> [Work to be completed] Establish how many lines below contain the string "members". Respond with that number alone.
··· Data extract
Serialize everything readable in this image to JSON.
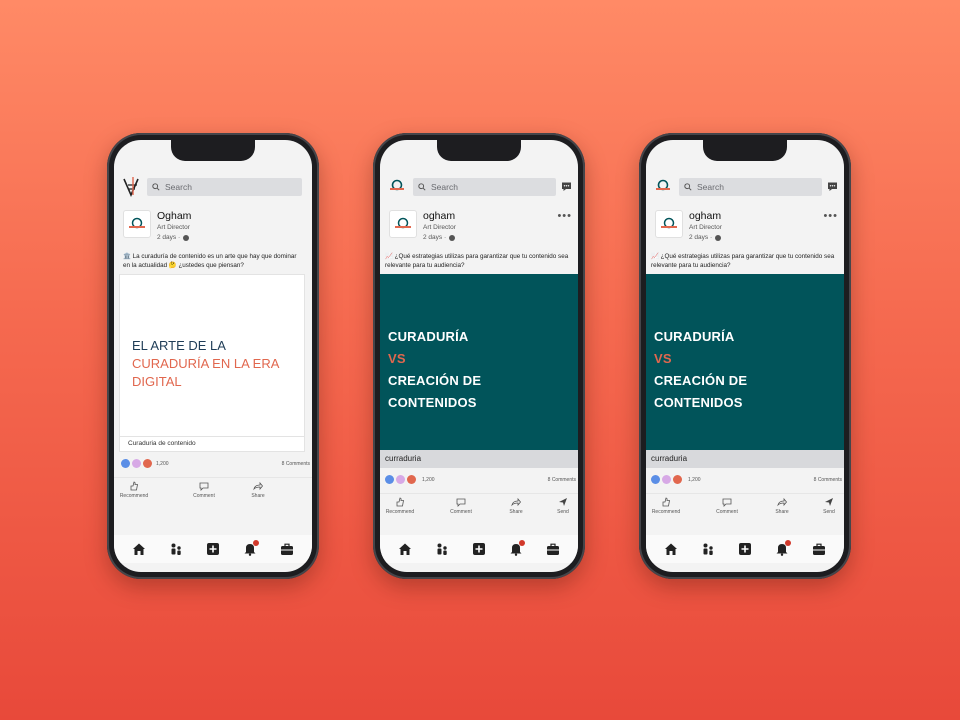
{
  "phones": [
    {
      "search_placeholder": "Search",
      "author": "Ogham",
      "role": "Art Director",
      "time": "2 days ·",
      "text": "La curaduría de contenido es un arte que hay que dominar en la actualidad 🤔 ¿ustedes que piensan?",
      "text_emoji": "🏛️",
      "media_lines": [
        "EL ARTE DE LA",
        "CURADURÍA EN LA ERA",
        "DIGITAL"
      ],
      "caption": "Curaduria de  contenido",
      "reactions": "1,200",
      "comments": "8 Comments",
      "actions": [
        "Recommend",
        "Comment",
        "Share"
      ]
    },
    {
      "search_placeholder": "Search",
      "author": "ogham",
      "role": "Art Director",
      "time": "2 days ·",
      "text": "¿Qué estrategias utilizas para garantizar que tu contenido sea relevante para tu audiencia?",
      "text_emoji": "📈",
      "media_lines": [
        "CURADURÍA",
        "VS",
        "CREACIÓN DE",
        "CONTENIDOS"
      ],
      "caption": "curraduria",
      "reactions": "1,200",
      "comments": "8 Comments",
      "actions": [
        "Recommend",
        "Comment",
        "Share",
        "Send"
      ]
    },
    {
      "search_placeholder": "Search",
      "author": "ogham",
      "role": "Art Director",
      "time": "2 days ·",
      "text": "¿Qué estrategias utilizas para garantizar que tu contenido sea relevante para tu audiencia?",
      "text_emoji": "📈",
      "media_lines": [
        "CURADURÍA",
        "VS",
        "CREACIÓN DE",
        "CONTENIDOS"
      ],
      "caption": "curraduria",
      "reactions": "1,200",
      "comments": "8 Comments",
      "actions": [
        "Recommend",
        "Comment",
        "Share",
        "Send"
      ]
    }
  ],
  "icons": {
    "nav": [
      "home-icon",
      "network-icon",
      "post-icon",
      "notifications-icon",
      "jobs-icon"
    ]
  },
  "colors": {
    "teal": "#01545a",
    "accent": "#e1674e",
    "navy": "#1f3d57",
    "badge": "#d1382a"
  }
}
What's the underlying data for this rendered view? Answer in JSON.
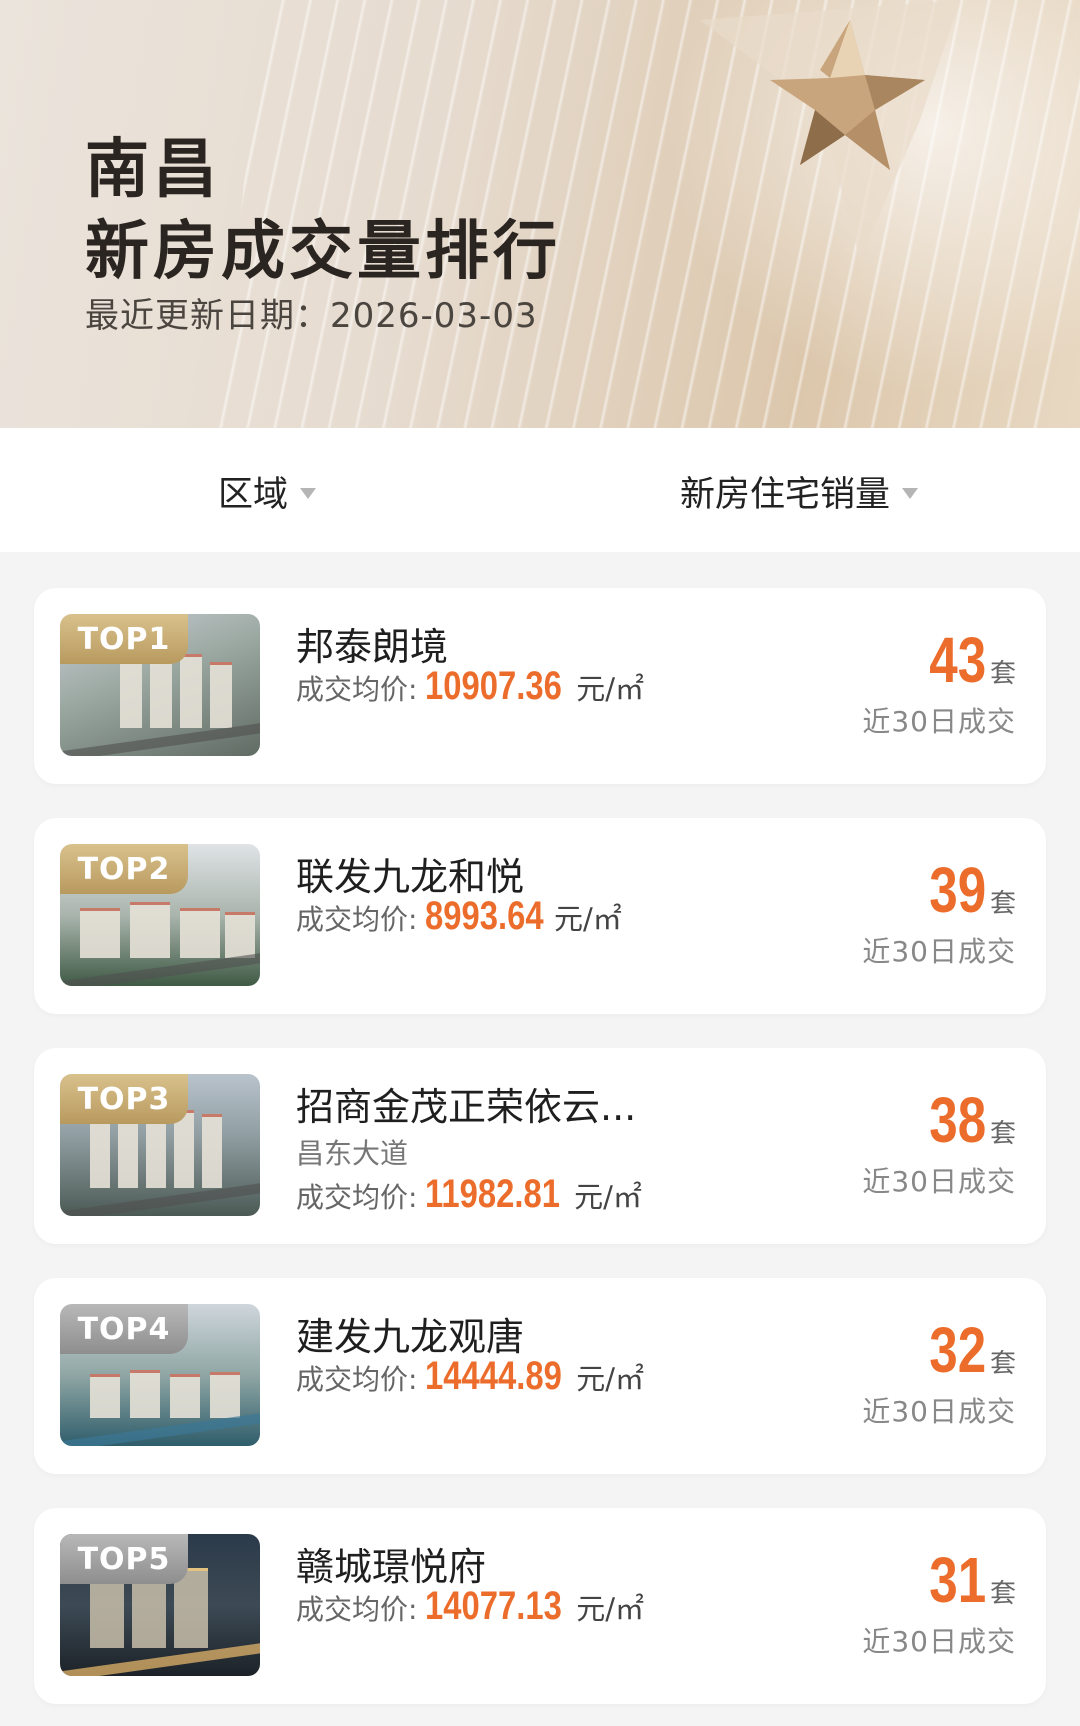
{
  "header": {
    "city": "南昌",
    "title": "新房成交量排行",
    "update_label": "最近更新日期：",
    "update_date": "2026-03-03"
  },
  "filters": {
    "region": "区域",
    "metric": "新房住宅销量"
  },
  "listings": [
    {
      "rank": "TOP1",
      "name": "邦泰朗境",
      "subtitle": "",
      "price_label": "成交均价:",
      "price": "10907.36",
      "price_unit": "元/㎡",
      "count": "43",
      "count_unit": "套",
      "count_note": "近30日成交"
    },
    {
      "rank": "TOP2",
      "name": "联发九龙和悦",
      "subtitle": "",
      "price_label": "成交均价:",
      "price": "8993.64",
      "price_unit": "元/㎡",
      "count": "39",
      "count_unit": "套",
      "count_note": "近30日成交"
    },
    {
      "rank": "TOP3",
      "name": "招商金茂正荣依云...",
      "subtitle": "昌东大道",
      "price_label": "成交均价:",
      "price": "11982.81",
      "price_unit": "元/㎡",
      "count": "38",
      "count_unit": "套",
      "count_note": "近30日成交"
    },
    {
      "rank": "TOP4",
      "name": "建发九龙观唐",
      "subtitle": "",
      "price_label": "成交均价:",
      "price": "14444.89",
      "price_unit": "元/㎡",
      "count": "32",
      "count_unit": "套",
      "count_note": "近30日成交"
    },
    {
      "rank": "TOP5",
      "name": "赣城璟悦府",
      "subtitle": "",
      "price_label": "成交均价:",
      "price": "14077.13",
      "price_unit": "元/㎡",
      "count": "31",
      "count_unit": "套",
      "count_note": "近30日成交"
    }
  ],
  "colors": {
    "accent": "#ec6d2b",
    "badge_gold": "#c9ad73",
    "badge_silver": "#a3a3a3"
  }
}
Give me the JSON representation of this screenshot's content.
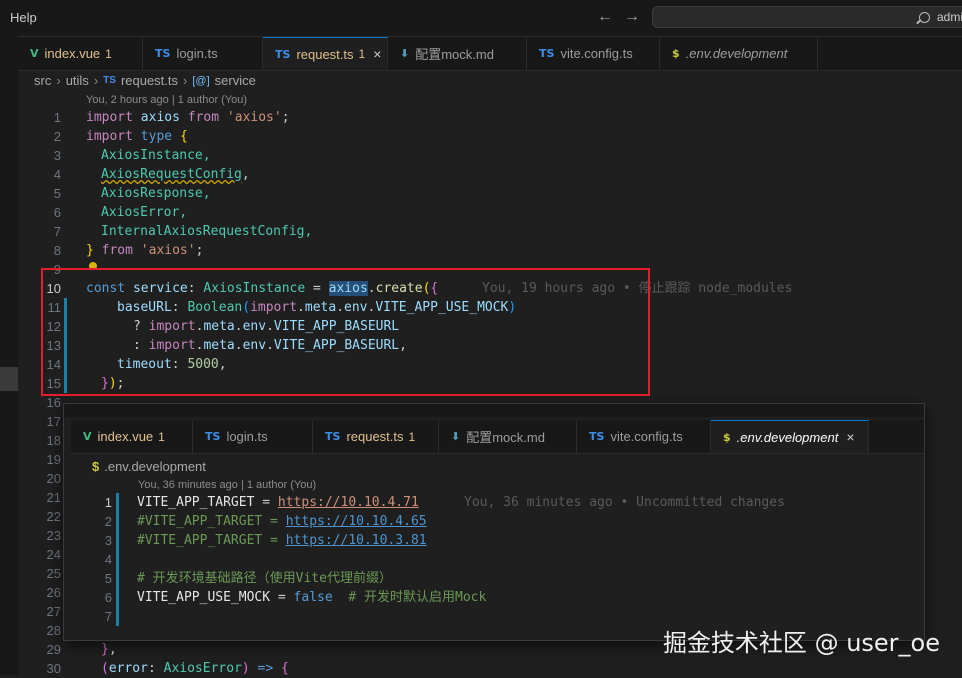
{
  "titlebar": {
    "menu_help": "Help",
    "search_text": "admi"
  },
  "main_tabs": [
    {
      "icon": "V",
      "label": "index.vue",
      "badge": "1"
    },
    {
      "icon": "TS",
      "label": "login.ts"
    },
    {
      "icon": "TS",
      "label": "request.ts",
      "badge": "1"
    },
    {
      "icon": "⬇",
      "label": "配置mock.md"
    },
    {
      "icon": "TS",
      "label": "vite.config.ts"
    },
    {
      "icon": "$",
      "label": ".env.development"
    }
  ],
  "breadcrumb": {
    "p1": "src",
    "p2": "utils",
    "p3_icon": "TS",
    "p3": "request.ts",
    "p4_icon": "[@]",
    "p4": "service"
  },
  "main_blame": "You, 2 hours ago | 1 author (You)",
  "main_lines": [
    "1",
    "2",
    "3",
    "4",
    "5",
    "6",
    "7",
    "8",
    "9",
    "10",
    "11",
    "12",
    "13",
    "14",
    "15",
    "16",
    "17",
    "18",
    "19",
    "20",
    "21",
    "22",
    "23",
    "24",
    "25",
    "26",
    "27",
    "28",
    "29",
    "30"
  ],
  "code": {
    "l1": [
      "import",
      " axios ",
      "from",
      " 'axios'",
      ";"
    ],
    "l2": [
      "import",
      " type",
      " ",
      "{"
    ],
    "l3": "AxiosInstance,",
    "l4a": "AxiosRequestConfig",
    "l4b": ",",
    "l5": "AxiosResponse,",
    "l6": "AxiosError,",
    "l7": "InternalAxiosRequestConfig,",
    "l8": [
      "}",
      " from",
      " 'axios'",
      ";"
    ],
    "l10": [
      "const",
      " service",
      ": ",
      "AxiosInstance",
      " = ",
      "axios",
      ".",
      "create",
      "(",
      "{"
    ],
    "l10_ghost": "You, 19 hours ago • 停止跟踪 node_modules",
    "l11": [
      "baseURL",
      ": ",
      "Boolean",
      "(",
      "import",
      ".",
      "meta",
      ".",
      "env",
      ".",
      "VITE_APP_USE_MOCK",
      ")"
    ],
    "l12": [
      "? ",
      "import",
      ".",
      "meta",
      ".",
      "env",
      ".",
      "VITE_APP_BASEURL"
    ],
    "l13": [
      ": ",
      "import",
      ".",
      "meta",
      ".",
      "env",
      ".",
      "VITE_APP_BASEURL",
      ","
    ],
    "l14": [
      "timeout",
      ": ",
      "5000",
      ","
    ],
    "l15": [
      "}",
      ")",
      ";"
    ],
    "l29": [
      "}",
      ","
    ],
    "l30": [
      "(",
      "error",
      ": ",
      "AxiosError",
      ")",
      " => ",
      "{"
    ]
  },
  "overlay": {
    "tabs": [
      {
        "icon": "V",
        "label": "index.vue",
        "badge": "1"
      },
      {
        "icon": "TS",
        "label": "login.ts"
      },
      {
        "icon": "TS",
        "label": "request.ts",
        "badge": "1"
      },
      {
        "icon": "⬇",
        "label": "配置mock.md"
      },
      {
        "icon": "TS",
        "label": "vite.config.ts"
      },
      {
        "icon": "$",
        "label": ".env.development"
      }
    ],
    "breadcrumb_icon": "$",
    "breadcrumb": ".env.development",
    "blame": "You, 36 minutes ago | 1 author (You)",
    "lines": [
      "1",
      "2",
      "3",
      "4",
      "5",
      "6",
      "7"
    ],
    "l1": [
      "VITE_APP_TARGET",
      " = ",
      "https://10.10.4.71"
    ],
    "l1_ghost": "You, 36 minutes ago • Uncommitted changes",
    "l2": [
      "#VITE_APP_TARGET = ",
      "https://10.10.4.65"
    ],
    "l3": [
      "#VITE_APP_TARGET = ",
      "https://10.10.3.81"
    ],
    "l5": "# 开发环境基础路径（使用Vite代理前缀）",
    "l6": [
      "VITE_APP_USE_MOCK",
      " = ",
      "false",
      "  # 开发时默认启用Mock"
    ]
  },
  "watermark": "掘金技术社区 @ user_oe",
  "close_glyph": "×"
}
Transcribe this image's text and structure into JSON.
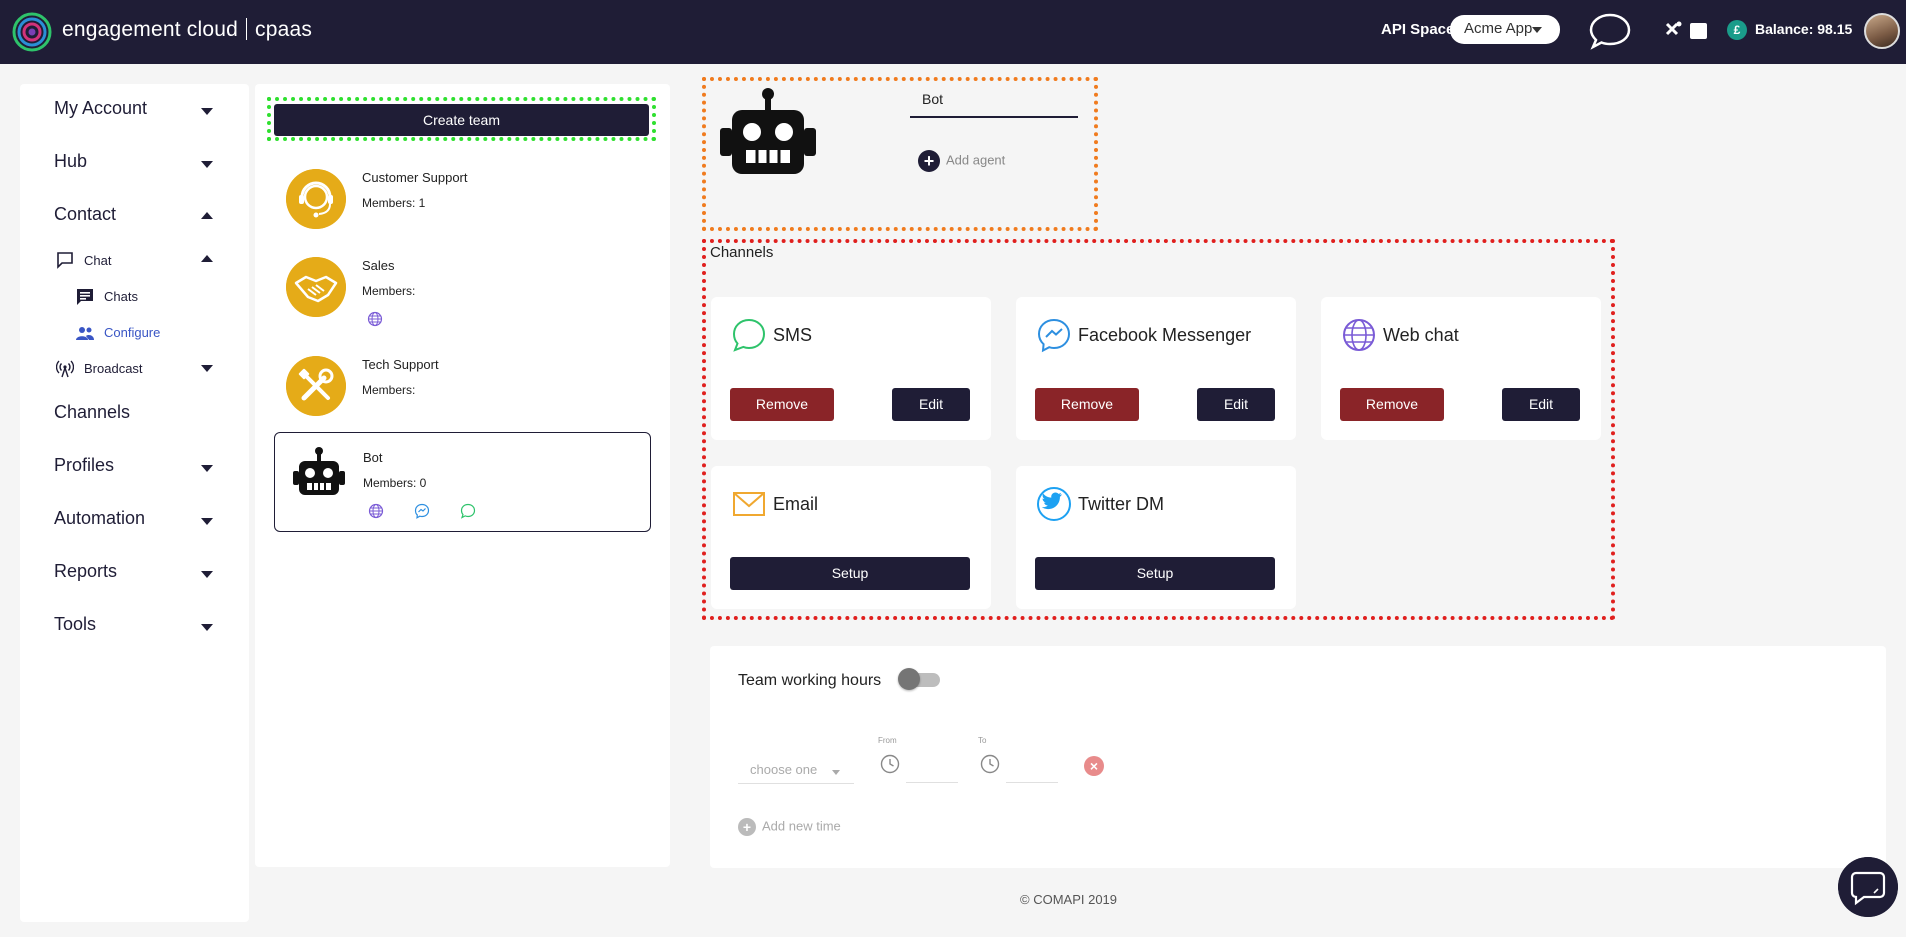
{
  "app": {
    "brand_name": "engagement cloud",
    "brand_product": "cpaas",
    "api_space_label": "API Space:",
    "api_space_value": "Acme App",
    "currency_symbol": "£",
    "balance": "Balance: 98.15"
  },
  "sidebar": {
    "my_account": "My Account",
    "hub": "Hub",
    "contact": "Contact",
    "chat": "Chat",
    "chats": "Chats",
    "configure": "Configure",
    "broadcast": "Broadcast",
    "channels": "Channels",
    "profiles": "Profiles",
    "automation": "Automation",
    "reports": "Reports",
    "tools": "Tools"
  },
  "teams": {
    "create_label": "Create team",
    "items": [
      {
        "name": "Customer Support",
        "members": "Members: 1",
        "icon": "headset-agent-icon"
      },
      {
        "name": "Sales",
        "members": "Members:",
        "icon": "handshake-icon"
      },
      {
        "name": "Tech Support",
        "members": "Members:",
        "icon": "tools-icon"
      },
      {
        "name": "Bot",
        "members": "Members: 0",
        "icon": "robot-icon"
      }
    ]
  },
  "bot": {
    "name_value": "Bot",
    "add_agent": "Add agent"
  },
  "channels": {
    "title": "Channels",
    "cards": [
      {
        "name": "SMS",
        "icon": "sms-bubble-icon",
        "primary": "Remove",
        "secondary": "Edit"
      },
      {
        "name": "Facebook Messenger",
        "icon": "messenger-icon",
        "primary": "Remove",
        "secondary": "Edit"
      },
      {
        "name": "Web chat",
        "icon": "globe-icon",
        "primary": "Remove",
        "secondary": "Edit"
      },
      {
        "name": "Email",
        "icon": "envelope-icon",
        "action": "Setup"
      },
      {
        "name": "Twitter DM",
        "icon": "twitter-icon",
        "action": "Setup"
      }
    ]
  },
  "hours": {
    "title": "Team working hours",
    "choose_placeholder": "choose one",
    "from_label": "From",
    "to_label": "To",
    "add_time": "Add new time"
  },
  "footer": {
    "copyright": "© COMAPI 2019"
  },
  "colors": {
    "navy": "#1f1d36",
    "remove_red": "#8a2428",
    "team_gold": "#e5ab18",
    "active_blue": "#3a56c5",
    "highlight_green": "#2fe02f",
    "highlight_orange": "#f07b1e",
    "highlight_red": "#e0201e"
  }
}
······
> [Response to this task] 4